BEIRUT: Fifty-five hikers from around the world embarked on a 470-kilometer journey along the Lebanon Mountain Trail Friday afternoon, kicking off the LMT Association’s new “#hikeitprotectit” campaign.
“We’re calling upon the government of Lebanon and all local authorities to really recognize the trail as a national trail as many other countries do,” executive director of the LMTA Martine Btaich told The Daily Star.
“This trail represents thousands of years of heritage and it passes through important cultural and heritage sites that serve as reminders of Lebanon’s history. The trail also highlights the importance of our resources and value of our vast biodiversity.”
Split into two teams, each group will begin at opposite ends of the trail and make their way across in 30 days time. From the Akkar town of Andqit in the north down to Marjayoun in the south, hikers will be accompanied by local guides, sleep in guest houses and taste local cuisines. Also known as the “thru-walk,” the month-long trek is an annual adventure planned by the LMTA.
“After 10 years, the trail has really become a corridor for conservation [and] a corridor for economic development, because the purpose and idea of the trail was to create economic opportunities through responsible tourism,” Btaich said.
Fadi Baaklini and Kama Rizk, veterans of the trail and LMTA board members, will document their experience online to bring the hike to those who are not able to participate.
“We’re running a social media campaign to raise money for the trail by videoing and posting photos of our progress each day. We know not everyone can take a month off to walk through Lebanon, so we’re bringing it to them by recording our experiences” Baaklini said. “This trail is so important to protect the heritage and culture of Lebanon, and everyone should be able to experience it.”
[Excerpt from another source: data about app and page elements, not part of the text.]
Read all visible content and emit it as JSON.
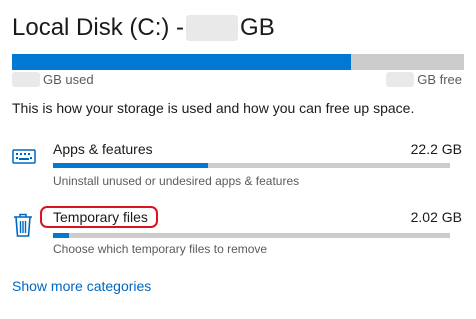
{
  "header": {
    "title_prefix": "Local Disk (C:) -",
    "title_suffix": "GB"
  },
  "storage": {
    "used_fraction": 0.75,
    "used_label": "GB used",
    "free_label": "GB free",
    "accent_color": "#0078d4"
  },
  "description": "This is how your storage is used and how you can free up space.",
  "categories": [
    {
      "name": "Apps & features",
      "size": "22.2 GB",
      "description": "Uninstall unused or undesired apps & features",
      "usage_fraction": 0.39,
      "icon": "keyboard-icon"
    },
    {
      "name": "Temporary files",
      "size": "2.02 GB",
      "description": "Choose which temporary files to remove",
      "usage_fraction": 0.04,
      "icon": "trash-icon",
      "highlight_color": "#d8141e"
    }
  ],
  "show_more": "Show more categories"
}
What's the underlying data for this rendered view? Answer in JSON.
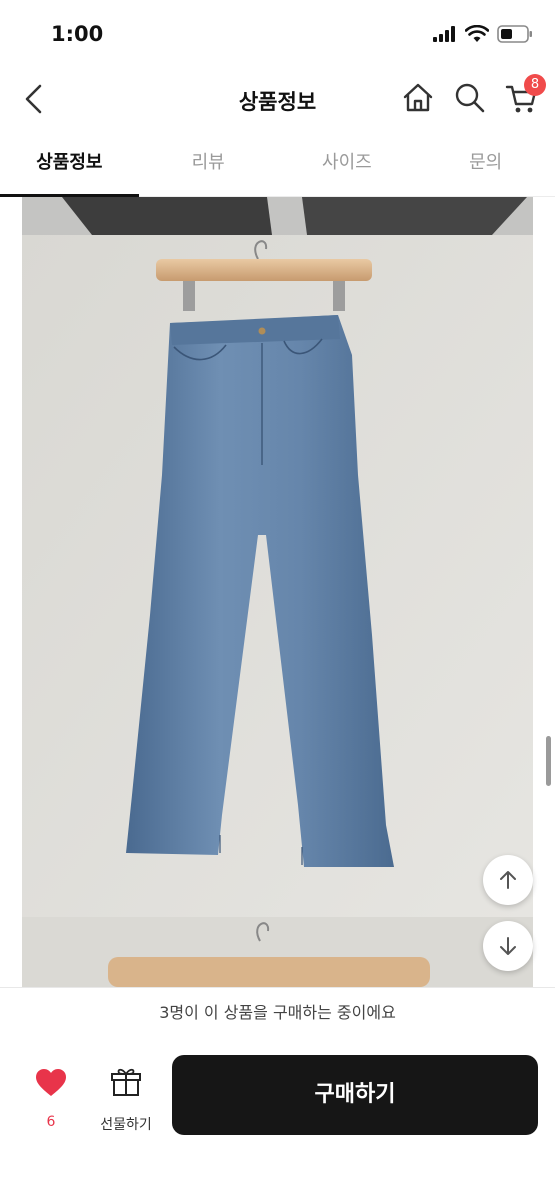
{
  "status_bar": {
    "time": "1:00"
  },
  "header": {
    "title": "상품정보",
    "cart_count": "8"
  },
  "tabs": [
    {
      "label": "상품정보",
      "active": true
    },
    {
      "label": "리뷰",
      "active": false
    },
    {
      "label": "사이즈",
      "active": false
    },
    {
      "label": "문의",
      "active": false
    }
  ],
  "notice": {
    "text": "3명이 이 상품을 구매하는 중이에요"
  },
  "bottom": {
    "like_count": "6",
    "gift_label": "선물하기",
    "buy_label": "구매하기"
  },
  "colors": {
    "accent": "#f04b4b",
    "like": "#e8344a",
    "buy_button": "#161616",
    "denim": "#5d7ea3"
  }
}
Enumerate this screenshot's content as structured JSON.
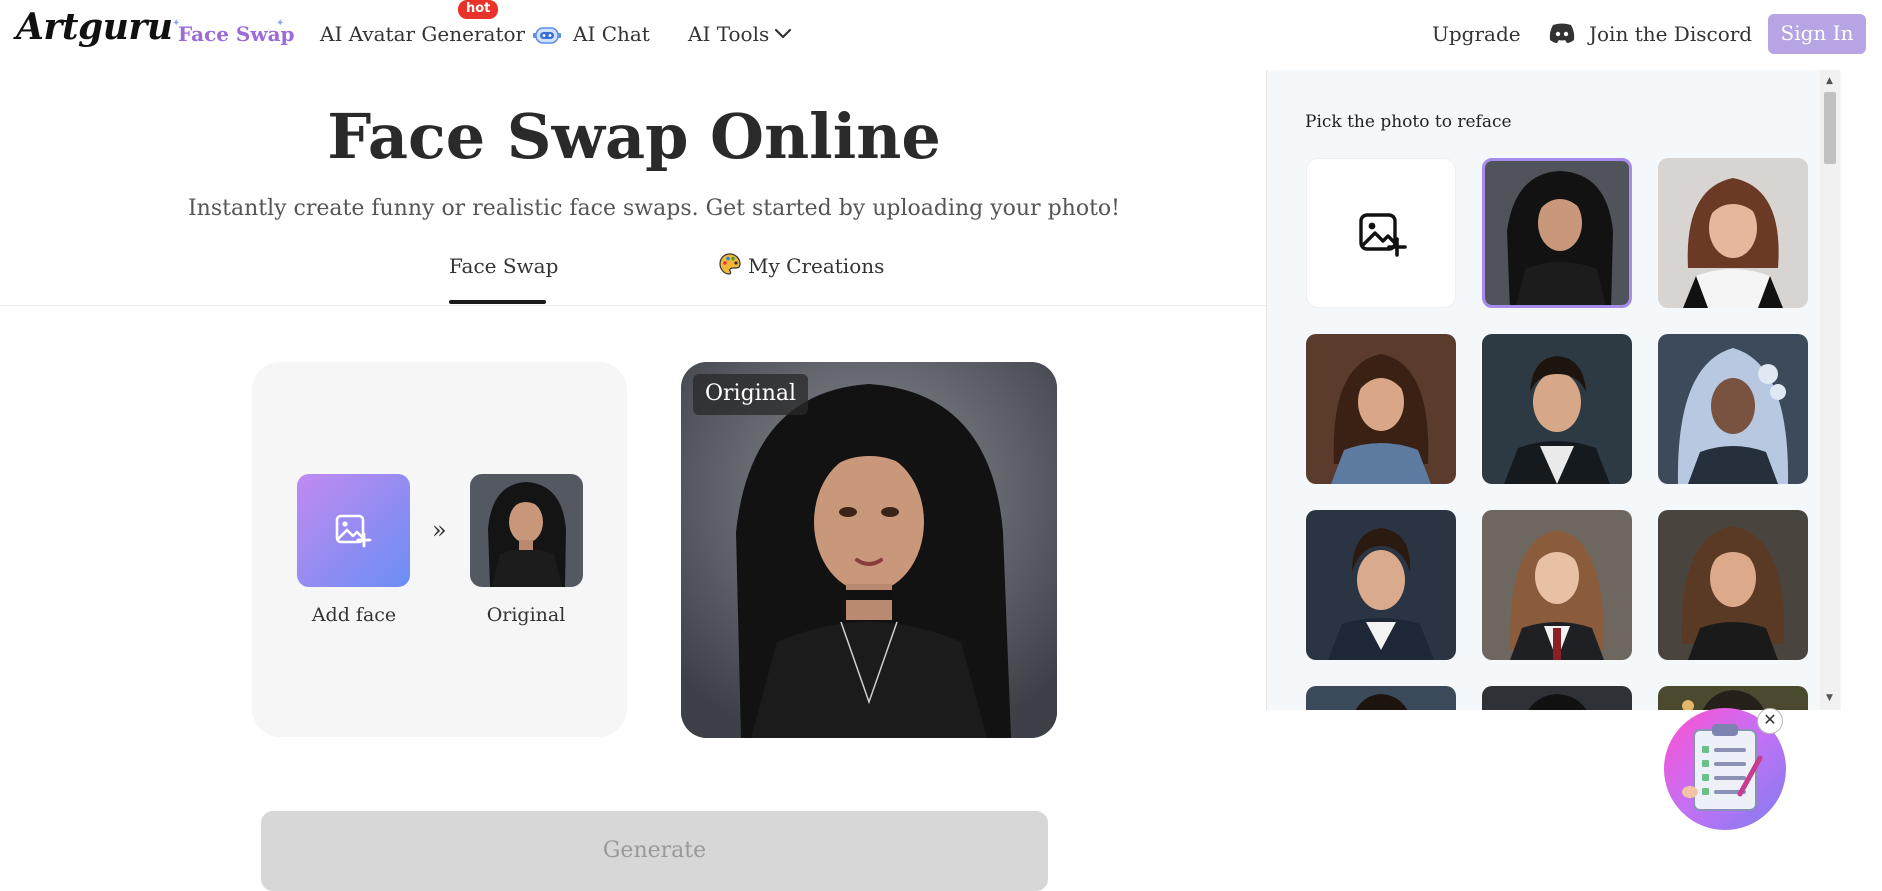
{
  "header": {
    "logo": "Artguru",
    "nav": [
      {
        "label": "Face Swap",
        "active": true
      },
      {
        "label": "AI Avatar Generator",
        "badge": "hot"
      },
      {
        "label": "AI Chat",
        "icon": "robot-icon"
      },
      {
        "label": "AI Tools",
        "icon": "chevron-down-icon"
      }
    ],
    "upgrade": "Upgrade",
    "discord": "Join the Discord",
    "sign_in": "Sign In"
  },
  "main": {
    "title": "Face Swap Online",
    "subtitle": "Instantly create funny or realistic face swaps. Get started by uploading your photo!",
    "tabs": [
      {
        "label": "Face Swap",
        "active": true
      },
      {
        "label": "My Creations",
        "icon": "palette-icon"
      }
    ],
    "swap": {
      "add_face_label": "Add face",
      "original_label": "Original",
      "arrow": "»"
    },
    "preview_badge": "Original",
    "generate_label": "Generate"
  },
  "panel": {
    "title": "Pick the photo to reface",
    "selected_index": 1
  },
  "colors": {
    "accent": "#9b6bd9",
    "signin_bg": "#b6a4e4",
    "hot_badge": "#e8322a",
    "generate_disabled": "#d7d7d7"
  }
}
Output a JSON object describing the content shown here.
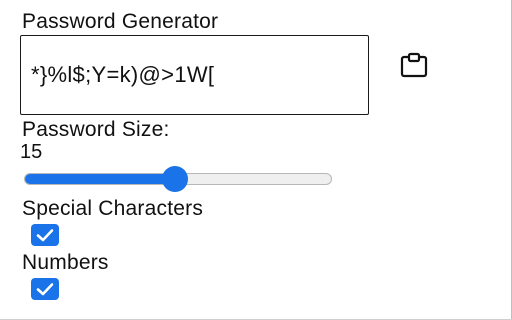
{
  "title": "Password Generator",
  "password": {
    "value": "*}%l$;Y=k)@>1W["
  },
  "copy_button": {
    "icon": "clipboard-icon"
  },
  "password_size": {
    "label": "Password Size:",
    "value": "15",
    "slider_fraction": 0.49
  },
  "options": {
    "special_characters": {
      "label": "Special Characters",
      "checked": true
    },
    "numbers": {
      "label": "Numbers",
      "checked": true
    }
  },
  "colors": {
    "accent": "#1a73e8",
    "text": "#111111",
    "track": "#efefef"
  }
}
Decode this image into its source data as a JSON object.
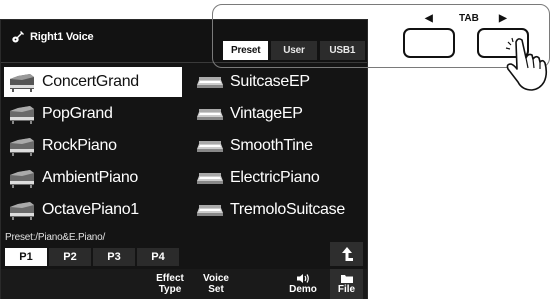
{
  "screen": {
    "title": "Right1 Voice",
    "title_icon": "guitar-icon",
    "tabs": [
      {
        "label": "Preset",
        "active": true
      },
      {
        "label": "User",
        "active": false
      },
      {
        "label": "USB1",
        "active": false
      }
    ],
    "voices": [
      {
        "name": "ConcertGrand",
        "icon": "grand-piano-icon",
        "selected": true
      },
      {
        "name": "SuitcaseEP",
        "icon": "electric-piano-icon",
        "selected": false
      },
      {
        "name": "PopGrand",
        "icon": "grand-piano-icon",
        "selected": false
      },
      {
        "name": "VintageEP",
        "icon": "electric-piano-icon",
        "selected": false
      },
      {
        "name": "RockPiano",
        "icon": "grand-piano-icon",
        "selected": false
      },
      {
        "name": "SmoothTine",
        "icon": "electric-piano-icon",
        "selected": false
      },
      {
        "name": "AmbientPiano",
        "icon": "grand-piano-icon",
        "selected": false
      },
      {
        "name": "ElectricPiano",
        "icon": "electric-piano-icon",
        "selected": false
      },
      {
        "name": "OctavePiano1",
        "icon": "grand-piano-icon",
        "selected": false
      },
      {
        "name": "TremoloSuitcase",
        "icon": "electric-piano-icon",
        "selected": false
      }
    ],
    "path": "Preset:/Piano&E.Piano/",
    "pages": [
      {
        "label": "P1",
        "active": true
      },
      {
        "label": "P2",
        "active": false
      },
      {
        "label": "P3",
        "active": false
      },
      {
        "label": "P4",
        "active": false
      }
    ],
    "functions": {
      "effect_type_line1": "Effect",
      "effect_type_line2": "Type",
      "voice_set_line1": "Voice",
      "voice_set_line2": "Set",
      "demo": "Demo",
      "file": "File"
    }
  },
  "panel": {
    "tab_label": "TAB",
    "left_arrow": "◀",
    "right_arrow": "▶"
  },
  "colors": {
    "screen_bg": "#141414",
    "selected_bg": "#ffffff",
    "inactive_tab_bg": "#2c2c2c"
  }
}
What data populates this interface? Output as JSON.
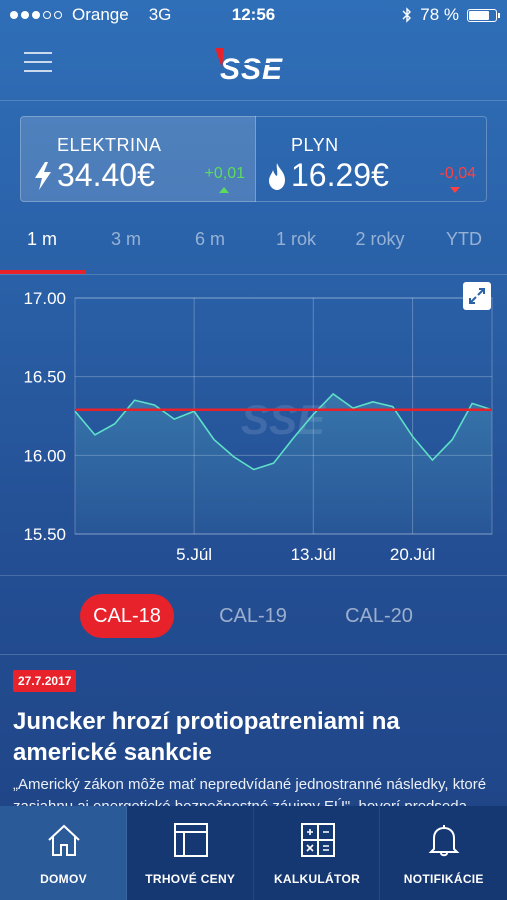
{
  "status_bar": {
    "carrier": "Orange",
    "network": "3G",
    "time": "12:56",
    "battery": "78 %",
    "battery_level": 0.78
  },
  "header": {
    "logo_text": "SSE"
  },
  "prices": {
    "electricity": {
      "label": "ELEKTRINA",
      "value": "34.40€",
      "change": "+0,01",
      "direction": "up"
    },
    "gas": {
      "label": "PLYN",
      "value": "16.29€",
      "change": "-0,04",
      "direction": "down"
    }
  },
  "periods": [
    "1 m",
    "3 m",
    "6 m",
    "1 rok",
    "2 roky",
    "YTD"
  ],
  "active_period": "1 m",
  "chart_data": {
    "type": "line",
    "x": [
      "Jun 27",
      "Jun 28",
      "Jun 29",
      "Jun 30",
      "Jul 3",
      "Jul 4",
      "Jul 5",
      "Jul 6",
      "Jul 7",
      "Jul 10",
      "Jul 11",
      "Jul 12",
      "Jul 13",
      "Jul 14",
      "Jul 17",
      "Jul 18",
      "Jul 19",
      "Jul 20",
      "Jul 21",
      "Jul 24",
      "Jul 25",
      "Jul 26",
      "Jul 27"
    ],
    "series": [
      {
        "values": [
          16.28,
          16.13,
          16.2,
          16.35,
          16.32,
          16.23,
          16.28,
          16.1,
          15.99,
          15.91,
          15.95,
          16.11,
          16.26,
          16.39,
          16.3,
          16.34,
          16.31,
          16.12,
          15.97,
          16.1,
          16.33,
          16.29
        ]
      }
    ],
    "reference_value": 16.29,
    "y_ticks": [
      "17.00",
      "16.50",
      "16.00",
      "15.50"
    ],
    "ylim": [
      15.5,
      17.0
    ],
    "x_ticks": [
      "5.Júl",
      "13.Júl",
      "20.Júl"
    ],
    "grid": true,
    "colors": {
      "line": "#5ee0c8",
      "reference": "#e8222b"
    }
  },
  "contracts": [
    "CAL-18",
    "CAL-19",
    "CAL-20"
  ],
  "active_contract": "CAL-18",
  "news": {
    "date": "27.7.2017",
    "title": "Juncker hrozí protiopatreniami na americké sankcie",
    "text": "„Americký zákon môže mať nepredvídané jednostranné následky, ktoré zasiahnu aj energetické bezpečnostné záujmy EÚ\", hovorí predseda"
  },
  "bottom_nav": [
    {
      "label": "DOMOV",
      "icon": "home-icon"
    },
    {
      "label": "TRHOVÉ CENY",
      "icon": "market-prices-icon"
    },
    {
      "label": "KALKULÁTOR",
      "icon": "calculator-icon"
    },
    {
      "label": "NOTIFIKÁCIE",
      "icon": "bell-icon"
    }
  ]
}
With “sister” trails around the globe, the LMT is listed as a member of the World Trail Network, attracting many hikers to Lebanon solely for this unique experience. This year, half of the walk-thru participants are Lebanese, with the other half being foreigners.
“This is my first time in Lebanon,” 29-year-old Australian national Merinda Speedy told The Daily Star. “I’m interested in long-distance hiking so I’m always in search for new trails. I came across the LMT sometime while researching and said that’s something I wanted to do.”
After 60-year-old Barbara Adams and her husband flew from Canada to experience the LMT in 2016, they returned to Lebanon this year to live along the trail once again.
“I heard about it when I was hiking in Turkey in 2010. I put it on my bucket list, and we watched it from afar for five years. In 2016, we came to Lebanon to do it for the first time. This is a repeat of that hike, and my husband and I are so happy to be back again,” she said.
The LMT has also proven to be a point of attraction for the Lebanese diaspora, LMT ambassador in Canada Wafaa al-Osta explained. Osta, who is originally from Lebanon, spreads awareness about the trail to the Lebanese-Canadian community.
“The discovery for the Lebanese is something really special. Many have never heard of the Lebanon Mountain Trail and they’re discovering their country again,” she said.
Kevin Boueri, 28, echoed Osta’s sentiments before he departed for the trek. “As a Lebanese-American, this is a good way to discover my country that I don’t know well. But really, the LMT allows all Lebanese to better get to know their country. You think you know what tabouli is and then you get to a village and they serve you a tabouli that is amazing and entirely different.”